### EXERCISE MATERIAL ###

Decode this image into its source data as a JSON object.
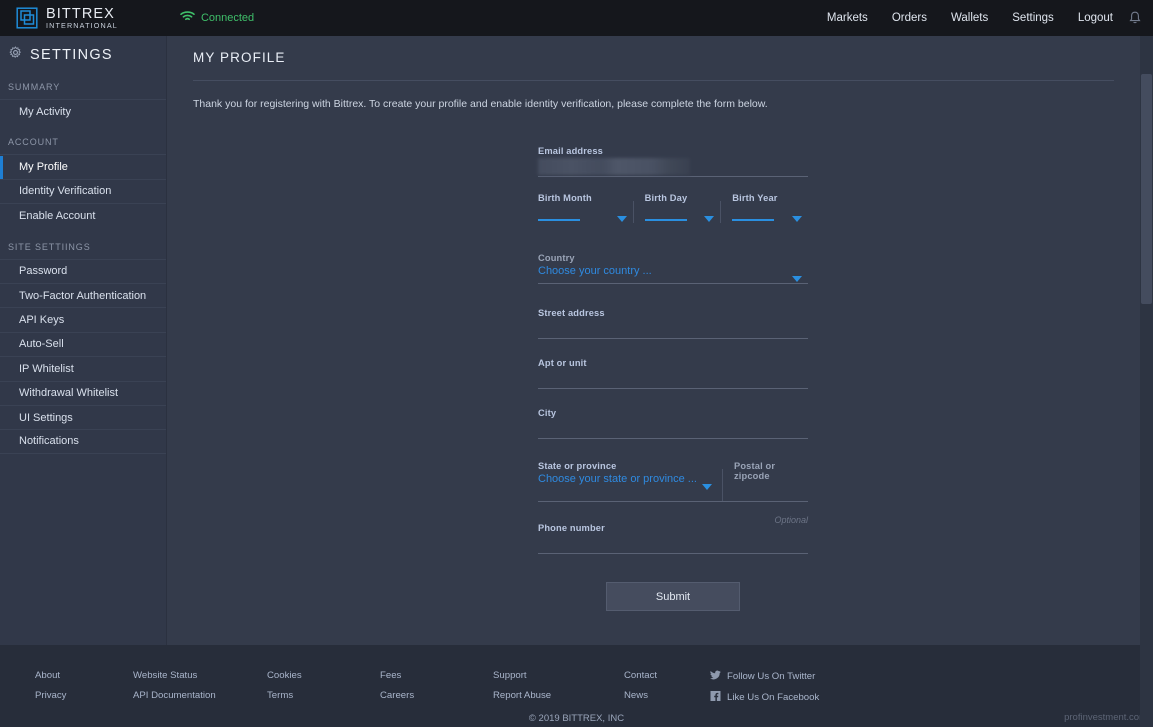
{
  "colors": {
    "accent_blue": "#2f8ae0",
    "header_bg": "#15171c",
    "page_bg": "#343b4b",
    "sidebar_bg": "#313849",
    "footer_bg": "#272d3a",
    "connected_green": "#3fbf6a"
  },
  "header": {
    "logo_primary": "BITTREX",
    "logo_secondary": "INTERNATIONAL",
    "logo_icon": "bittrex-square-logo-icon",
    "connection_icon": "wifi-icon",
    "connection_status": "Connected",
    "nav": [
      {
        "label": "Markets"
      },
      {
        "label": "Orders"
      },
      {
        "label": "Wallets"
      },
      {
        "label": "Settings"
      },
      {
        "label": "Logout"
      }
    ],
    "notification_icon": "bell-icon"
  },
  "sidebar": {
    "icon": "gear-icon",
    "title": "SETTINGS",
    "groups": [
      {
        "title": "SUMMARY",
        "items": [
          {
            "label": "My Activity",
            "active": false
          }
        ]
      },
      {
        "title": "ACCOUNT",
        "items": [
          {
            "label": "My Profile",
            "active": true
          },
          {
            "label": "Identity Verification",
            "active": false
          },
          {
            "label": "Enable Account",
            "active": false
          }
        ]
      },
      {
        "title": "SITE SETTIINGS",
        "items": [
          {
            "label": "Password",
            "active": false
          },
          {
            "label": "Two-Factor Authentication",
            "active": false
          },
          {
            "label": "API Keys",
            "active": false
          },
          {
            "label": "Auto-Sell",
            "active": false
          },
          {
            "label": "IP Whitelist",
            "active": false
          },
          {
            "label": "Withdrawal Whitelist",
            "active": false
          },
          {
            "label": "UI Settings",
            "active": false
          },
          {
            "label": "Notifications",
            "active": false
          }
        ]
      }
    ]
  },
  "main": {
    "page_title": "MY PROFILE",
    "intro": "Thank you for registering with Bittrex. To create your profile and enable identity verification, please complete the form below.",
    "form": {
      "email": {
        "label": "Email address",
        "value": "",
        "redacted": true
      },
      "birth_month": {
        "label": "Birth Month",
        "value": "",
        "caret_icon": "chevron-down-icon"
      },
      "birth_day": {
        "label": "Birth Day",
        "value": "",
        "caret_icon": "chevron-down-icon"
      },
      "birth_year": {
        "label": "Birth Year",
        "value": "",
        "caret_icon": "chevron-down-icon"
      },
      "country": {
        "label": "Country",
        "placeholder": "Choose your country ...",
        "caret_icon": "chevron-down-icon"
      },
      "street_address": {
        "label": "Street address",
        "value": ""
      },
      "apt_or_unit": {
        "label": "Apt or unit",
        "value": ""
      },
      "city": {
        "label": "City",
        "value": ""
      },
      "state_or_province": {
        "label": "State or province",
        "placeholder": "Choose your state or province ...",
        "caret_icon": "chevron-down-icon"
      },
      "postal_or_zipcode": {
        "label": "Postal or zipcode",
        "value": ""
      },
      "phone_number": {
        "label": "Phone number",
        "value": "",
        "hint": "Optional"
      },
      "submit_label": "Submit"
    }
  },
  "footer": {
    "columns": [
      {
        "links": [
          {
            "label": "About"
          },
          {
            "label": "Privacy"
          }
        ]
      },
      {
        "links": [
          {
            "label": "Website Status"
          },
          {
            "label": "API Documentation"
          }
        ]
      },
      {
        "links": [
          {
            "label": "Cookies"
          },
          {
            "label": "Terms"
          }
        ]
      },
      {
        "links": [
          {
            "label": "Fees"
          },
          {
            "label": "Careers"
          }
        ]
      },
      {
        "links": [
          {
            "label": "Support"
          },
          {
            "label": "Report Abuse"
          }
        ]
      },
      {
        "links": [
          {
            "label": "Contact"
          },
          {
            "label": "News"
          }
        ]
      }
    ],
    "social": [
      {
        "icon": "twitter-icon",
        "label": "Follow Us On Twitter"
      },
      {
        "icon": "facebook-icon",
        "label": "Like Us On Facebook"
      }
    ],
    "copyright": "© 2019 BITTREX, INC",
    "watermark": "profinvestment.com"
  }
}
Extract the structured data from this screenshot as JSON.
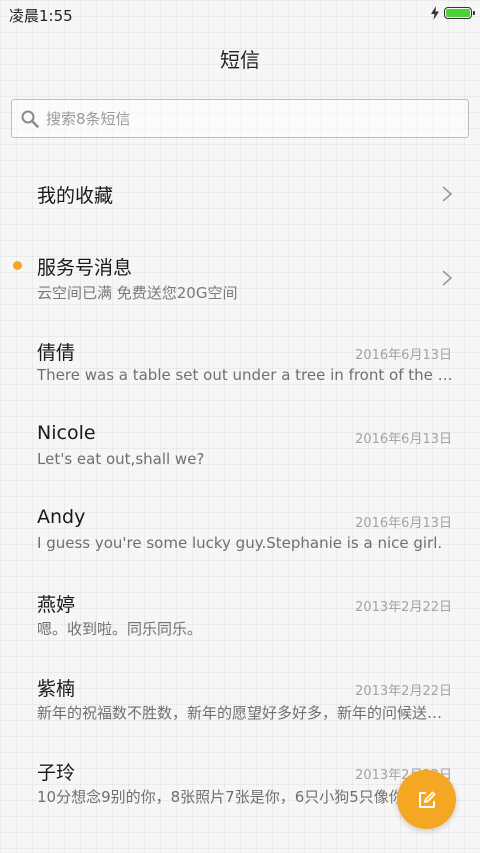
{
  "status_bar": {
    "time": "凌晨1:55",
    "charge_icon": "lightning-icon",
    "battery_icon": "battery-icon",
    "battery_level": 1.0,
    "battery_color": "#4cd137"
  },
  "header": {
    "title": "短信"
  },
  "search": {
    "icon": "search-icon",
    "placeholder": "搜索8条短信",
    "value": ""
  },
  "shortcuts": [
    {
      "title": "我的收藏",
      "icon": "chevron-right-icon"
    },
    {
      "title": "服务号消息",
      "subtitle": "云空间已满 免费送您20G空间",
      "unread": true,
      "icon": "chevron-right-icon"
    }
  ],
  "conversations": [
    {
      "name": "倩倩",
      "date": "2016年6月13日",
      "snippet": "There was a table set out under a tree in front of the house"
    },
    {
      "name": "Nicole",
      "date": "2016年6月13日",
      "snippet": "Let's eat out,shall we?"
    },
    {
      "name": "Andy",
      "date": "2016年6月13日",
      "snippet": "I guess you're some lucky guy.Stephanie is a nice girl."
    },
    {
      "name": "燕婷",
      "date": "2013年2月22日",
      "snippet": "嗯。收到啦。同乐同乐。"
    },
    {
      "name": "紫楠",
      "date": "2013年2月22日",
      "snippet": "新年的祝福数不胜数，新年的愿望好多好多，新年的问候送给你"
    },
    {
      "name": "子玲",
      "date": "2013年2月22日",
      "snippet": "10分想念9别的你，8张照片7张是你，6只小狗5只像你"
    }
  ],
  "fab": {
    "icon": "compose-icon",
    "color": "#f5a623"
  },
  "colors": {
    "accent": "#f5a623",
    "unread_dot": "#f5a623",
    "text_primary": "#1a1a1a",
    "text_secondary": "#7a7a7a",
    "date": "#a3a3a3"
  }
}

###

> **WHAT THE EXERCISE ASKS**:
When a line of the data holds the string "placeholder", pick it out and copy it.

> **EXERCISE SOLUTION**:
        "placeholder": "Choose your country ...",
        "placeholder": "Choose your state or province ...",
    "placeholder": "搜索8条短信",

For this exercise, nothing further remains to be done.